The declaration also promised to minimize the risk and spread of drug resistance and do more to engage people and communities affected by, and at risk of, tuberculosis.The Ministerial Conference in Moscow will inform the UN General Assembly High Level Meeting on TB in 2018 in New York, a historic opportunity to place TB as a global political priority.
The declaration is relevant to APOPO through pledges one and three:
Strengthening health systems and improving access
One of our great frustrations at APOPO is that most deaths from TB could be prevented with early diagnosis and appropriate treatment. The WHO points out that global efforts to combat TB have saved an estimated 53 million lives since 2000 and reduced the TB mortality rate by 37%. But they go on to point out that progress in many countries has stalled, global targets are off-track, and persistent gaps remain in TB care and prevention.
Clinics are often underfunded, underequipped and suffer from power shortages that disrupt testing. They also use conventional smear microscopy which is slow and its accuracy can be significantly and negatively affected due the limitations above. In Sub-Saharan Africa, up to 50% of TB-positive patients are sent home with unconfirmed diagnosis. When left untreated, these patients can then pass the pathogen on to up to 15 other people within a year, creating a TB vicious cycle.
These ‘missed’ TB positive patients usually include the most vulnerable and those without proper access to care – the elderly and young, people living in poverty, people in remote communities, those with HIV, miners and migrant communities. The TB epidemic can only be successfully curbed if we are able to find the missing 4.1 million who go without treatment.

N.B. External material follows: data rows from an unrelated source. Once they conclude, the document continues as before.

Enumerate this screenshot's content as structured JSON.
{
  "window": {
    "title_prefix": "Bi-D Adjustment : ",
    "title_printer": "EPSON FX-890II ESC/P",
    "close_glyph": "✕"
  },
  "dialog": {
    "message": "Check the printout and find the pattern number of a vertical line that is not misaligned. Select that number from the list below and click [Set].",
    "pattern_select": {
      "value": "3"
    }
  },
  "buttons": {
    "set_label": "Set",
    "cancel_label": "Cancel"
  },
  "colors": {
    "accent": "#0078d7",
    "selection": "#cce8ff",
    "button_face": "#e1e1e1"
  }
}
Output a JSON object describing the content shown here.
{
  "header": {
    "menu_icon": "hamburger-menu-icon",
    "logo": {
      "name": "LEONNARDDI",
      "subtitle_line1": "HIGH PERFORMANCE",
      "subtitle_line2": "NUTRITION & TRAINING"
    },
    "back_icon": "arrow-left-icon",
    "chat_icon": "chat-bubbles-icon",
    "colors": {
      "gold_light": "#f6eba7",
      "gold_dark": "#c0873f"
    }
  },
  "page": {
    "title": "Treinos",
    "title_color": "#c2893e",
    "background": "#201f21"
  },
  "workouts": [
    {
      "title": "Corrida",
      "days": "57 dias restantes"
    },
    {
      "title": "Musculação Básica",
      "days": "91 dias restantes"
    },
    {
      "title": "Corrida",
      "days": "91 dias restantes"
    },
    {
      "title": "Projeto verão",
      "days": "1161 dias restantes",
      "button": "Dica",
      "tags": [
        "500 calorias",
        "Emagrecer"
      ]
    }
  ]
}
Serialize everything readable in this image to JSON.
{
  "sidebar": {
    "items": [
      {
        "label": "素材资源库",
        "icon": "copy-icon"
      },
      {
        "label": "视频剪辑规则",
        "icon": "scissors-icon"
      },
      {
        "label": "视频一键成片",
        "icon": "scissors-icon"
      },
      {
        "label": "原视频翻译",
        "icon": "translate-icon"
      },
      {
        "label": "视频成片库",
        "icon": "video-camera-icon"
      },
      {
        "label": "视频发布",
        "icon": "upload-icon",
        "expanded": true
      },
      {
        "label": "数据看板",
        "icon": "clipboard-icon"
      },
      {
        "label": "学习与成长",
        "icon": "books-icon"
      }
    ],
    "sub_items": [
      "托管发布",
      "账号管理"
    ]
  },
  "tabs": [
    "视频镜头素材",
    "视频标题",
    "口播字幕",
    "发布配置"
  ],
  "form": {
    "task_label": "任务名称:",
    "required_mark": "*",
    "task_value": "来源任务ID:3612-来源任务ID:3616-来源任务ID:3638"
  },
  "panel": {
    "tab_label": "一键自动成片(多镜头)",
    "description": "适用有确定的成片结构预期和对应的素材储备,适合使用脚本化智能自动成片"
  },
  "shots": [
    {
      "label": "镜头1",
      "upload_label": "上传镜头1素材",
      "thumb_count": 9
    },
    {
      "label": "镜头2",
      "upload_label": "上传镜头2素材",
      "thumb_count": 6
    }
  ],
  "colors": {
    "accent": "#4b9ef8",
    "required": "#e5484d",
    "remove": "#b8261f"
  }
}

APOPO’s rat detection technology helps to fill the gap by acting as a “failsafe”. It does this by re-examining samples from patients with presumptive TB delivered from partner clinics in Tanzania and Mozambique, and returning the results within 24-hours in time for patients to receive on their return to clinic. Due to their unique speed and sensitivity, when combined with conventional tuberculosis diagnostics APOPO's TB Detection Rats (HeroRATs) have proven to increase detection rates of public and private clinics by about 40%. This means more TB-positive people are put on treatment before they can infect other people and prolong the vicious TB cycle, saving many more lives in the process.
The third WHO pledge is also significant to APOPO: Advance research and development of new tools to diagnose, treat, and prevent TB.
APOPO is building a strong research team, comprised of highly skilled researchers, students, doctoral and post-doctoral scholars. The team is conducting various behavioral studies at its R&D headquarters at Sokoine University of Agriculture, in Tanzania aimed at informing and optimizing detection rat training techniques through a better understanding of the rats' themselves, including how they learn about odors they smell in the world
The goal is to better understand of APOPO scent detection technology in order to improve accuracy and speed, and explore other applications that can address other prominent social issues.
Current TB related studies include investigation of target odour variables, length of rat indication time, effect of diet on performance. As well as this is a study into the volatile organic compounds that TB bacteria excrete and the rats detect, and a study in Tanzania, Mozambique and Ethiopia into the possibility of deploying the rats to test samples from prisoners, a known risk group for tuberculosis. In partnership with other non-profit and community based organizations APOPO pilots an innovative digital tool to improve treatment initiation and adherence rates among TB patients to link case detection to cure.
The outcomes of the Moscow conference are very encouraging to us, but there is still work to be done. Significantly the WHO also pledges to mobilize funding for TB response. Although we at APOPO believe that we can truly make a difference, funding is essential to our own positive outcomes. Therefore, we urge global stakeholders and donors to continue to support the battle against the world biggest killer by an infectious disease, and only then can we hope to eliminate it as a public health problem by 2030.